Aim of the exercise >>
In the entries below, find each line with the word "User" and return it.

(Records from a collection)
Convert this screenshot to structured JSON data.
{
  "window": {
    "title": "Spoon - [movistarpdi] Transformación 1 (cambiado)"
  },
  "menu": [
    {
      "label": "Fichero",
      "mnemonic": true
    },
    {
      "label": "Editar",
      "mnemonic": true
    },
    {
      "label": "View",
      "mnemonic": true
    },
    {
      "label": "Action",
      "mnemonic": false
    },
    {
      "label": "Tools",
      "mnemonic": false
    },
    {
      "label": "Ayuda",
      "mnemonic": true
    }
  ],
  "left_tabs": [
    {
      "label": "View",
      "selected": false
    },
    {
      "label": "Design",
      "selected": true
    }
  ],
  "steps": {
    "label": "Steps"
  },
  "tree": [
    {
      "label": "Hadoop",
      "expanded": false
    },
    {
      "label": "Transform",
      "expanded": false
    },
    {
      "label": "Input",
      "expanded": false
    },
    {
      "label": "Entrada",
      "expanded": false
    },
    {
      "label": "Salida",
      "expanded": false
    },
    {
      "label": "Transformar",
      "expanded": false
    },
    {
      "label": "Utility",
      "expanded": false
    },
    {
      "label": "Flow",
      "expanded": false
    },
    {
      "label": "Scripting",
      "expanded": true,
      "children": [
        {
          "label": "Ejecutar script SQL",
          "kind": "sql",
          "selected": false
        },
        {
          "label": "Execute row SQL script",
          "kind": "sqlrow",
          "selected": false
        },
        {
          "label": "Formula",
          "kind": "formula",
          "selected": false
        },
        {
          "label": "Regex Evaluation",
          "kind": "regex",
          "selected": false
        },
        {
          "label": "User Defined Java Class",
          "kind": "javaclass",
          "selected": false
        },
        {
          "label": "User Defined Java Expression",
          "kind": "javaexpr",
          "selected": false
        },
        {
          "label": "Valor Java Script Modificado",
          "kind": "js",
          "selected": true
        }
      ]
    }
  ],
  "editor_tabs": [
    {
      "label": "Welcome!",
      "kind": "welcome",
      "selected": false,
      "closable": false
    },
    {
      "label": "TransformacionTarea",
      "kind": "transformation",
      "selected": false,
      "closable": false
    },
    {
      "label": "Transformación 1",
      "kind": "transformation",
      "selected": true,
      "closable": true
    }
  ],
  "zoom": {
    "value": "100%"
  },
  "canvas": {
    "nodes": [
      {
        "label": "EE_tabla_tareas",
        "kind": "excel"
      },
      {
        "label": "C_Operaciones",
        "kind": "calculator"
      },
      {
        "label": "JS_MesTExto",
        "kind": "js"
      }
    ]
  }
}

Task answer >>
          "label": "User Defined Java Class",
          "label": "User Defined Java Expression",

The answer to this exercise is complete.